## Work required
For the records that follow, work out how many lines include "Highrise" and give only that count.

## Supplied data

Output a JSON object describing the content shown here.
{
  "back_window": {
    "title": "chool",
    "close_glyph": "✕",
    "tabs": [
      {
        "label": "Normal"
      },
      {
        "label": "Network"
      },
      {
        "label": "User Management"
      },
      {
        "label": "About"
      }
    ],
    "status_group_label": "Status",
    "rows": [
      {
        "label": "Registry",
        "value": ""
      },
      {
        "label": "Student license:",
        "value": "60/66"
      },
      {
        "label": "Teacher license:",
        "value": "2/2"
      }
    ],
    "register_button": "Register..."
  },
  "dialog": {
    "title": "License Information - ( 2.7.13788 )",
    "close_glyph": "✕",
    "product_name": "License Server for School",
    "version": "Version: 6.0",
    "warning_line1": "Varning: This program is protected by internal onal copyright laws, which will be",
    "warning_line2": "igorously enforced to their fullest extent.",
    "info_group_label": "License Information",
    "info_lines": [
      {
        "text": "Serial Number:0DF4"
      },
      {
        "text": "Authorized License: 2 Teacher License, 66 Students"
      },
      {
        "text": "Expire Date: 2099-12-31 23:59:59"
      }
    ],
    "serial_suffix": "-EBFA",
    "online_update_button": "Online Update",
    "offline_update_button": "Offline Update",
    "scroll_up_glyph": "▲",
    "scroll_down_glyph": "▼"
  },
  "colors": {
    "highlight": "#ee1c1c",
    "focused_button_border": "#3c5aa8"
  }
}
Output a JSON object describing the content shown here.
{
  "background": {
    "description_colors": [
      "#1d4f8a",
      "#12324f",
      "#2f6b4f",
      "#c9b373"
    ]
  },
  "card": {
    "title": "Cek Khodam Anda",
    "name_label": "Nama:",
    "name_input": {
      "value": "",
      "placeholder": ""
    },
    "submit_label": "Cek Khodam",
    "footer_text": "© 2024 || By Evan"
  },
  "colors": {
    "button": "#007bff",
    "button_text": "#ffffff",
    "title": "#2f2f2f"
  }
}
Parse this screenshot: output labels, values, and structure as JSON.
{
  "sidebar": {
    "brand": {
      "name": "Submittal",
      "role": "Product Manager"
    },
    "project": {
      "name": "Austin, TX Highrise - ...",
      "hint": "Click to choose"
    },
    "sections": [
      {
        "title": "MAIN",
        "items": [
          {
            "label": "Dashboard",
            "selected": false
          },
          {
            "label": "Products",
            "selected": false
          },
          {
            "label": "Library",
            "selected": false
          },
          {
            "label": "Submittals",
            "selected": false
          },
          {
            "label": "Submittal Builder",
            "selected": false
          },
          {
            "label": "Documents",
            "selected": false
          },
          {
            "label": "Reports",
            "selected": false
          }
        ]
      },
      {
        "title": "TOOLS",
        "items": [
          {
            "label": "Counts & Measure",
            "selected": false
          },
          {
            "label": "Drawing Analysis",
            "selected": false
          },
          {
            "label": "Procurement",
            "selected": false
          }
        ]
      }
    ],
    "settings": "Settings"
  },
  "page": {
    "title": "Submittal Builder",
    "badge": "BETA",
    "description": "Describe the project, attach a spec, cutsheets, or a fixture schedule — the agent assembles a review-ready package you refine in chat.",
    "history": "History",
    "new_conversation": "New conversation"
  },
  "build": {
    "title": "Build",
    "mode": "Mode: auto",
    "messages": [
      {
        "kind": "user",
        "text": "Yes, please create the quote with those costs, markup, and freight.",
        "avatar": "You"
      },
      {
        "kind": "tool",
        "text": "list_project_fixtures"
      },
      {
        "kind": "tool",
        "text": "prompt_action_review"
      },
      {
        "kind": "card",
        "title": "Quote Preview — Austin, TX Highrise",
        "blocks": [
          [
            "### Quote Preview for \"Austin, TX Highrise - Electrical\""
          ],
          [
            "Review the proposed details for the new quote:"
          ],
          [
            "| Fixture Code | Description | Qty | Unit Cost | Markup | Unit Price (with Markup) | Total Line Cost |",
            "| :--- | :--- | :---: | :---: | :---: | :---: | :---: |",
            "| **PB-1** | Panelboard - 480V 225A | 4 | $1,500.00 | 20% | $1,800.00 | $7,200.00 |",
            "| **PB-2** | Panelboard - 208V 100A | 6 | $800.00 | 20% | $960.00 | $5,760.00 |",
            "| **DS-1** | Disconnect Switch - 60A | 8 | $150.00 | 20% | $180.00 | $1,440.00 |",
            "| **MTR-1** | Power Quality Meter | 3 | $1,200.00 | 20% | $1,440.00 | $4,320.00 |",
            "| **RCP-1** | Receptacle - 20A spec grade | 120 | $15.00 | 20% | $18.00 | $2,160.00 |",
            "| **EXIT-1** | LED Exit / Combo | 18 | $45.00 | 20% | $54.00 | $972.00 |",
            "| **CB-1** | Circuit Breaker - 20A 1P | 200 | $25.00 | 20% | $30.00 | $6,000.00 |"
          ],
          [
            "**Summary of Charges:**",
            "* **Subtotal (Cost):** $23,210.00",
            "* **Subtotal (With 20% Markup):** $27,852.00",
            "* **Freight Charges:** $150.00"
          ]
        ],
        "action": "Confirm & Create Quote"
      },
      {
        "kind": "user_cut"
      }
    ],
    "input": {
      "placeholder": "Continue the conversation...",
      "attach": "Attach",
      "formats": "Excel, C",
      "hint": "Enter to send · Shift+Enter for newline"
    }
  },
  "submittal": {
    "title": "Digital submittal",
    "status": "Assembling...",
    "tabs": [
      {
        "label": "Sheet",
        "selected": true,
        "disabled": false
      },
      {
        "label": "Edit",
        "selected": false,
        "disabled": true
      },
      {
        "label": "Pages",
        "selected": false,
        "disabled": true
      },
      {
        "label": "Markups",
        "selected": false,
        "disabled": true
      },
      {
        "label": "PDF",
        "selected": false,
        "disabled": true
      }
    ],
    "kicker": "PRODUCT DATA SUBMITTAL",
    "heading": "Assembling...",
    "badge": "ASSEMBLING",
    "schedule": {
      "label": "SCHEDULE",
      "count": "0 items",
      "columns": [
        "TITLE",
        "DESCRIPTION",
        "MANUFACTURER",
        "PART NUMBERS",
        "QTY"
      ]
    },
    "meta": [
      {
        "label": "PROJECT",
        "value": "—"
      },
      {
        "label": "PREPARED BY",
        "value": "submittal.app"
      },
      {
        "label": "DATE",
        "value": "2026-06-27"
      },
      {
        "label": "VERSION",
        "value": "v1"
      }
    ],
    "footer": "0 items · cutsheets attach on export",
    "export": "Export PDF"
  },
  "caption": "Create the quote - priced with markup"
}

## Task answer
3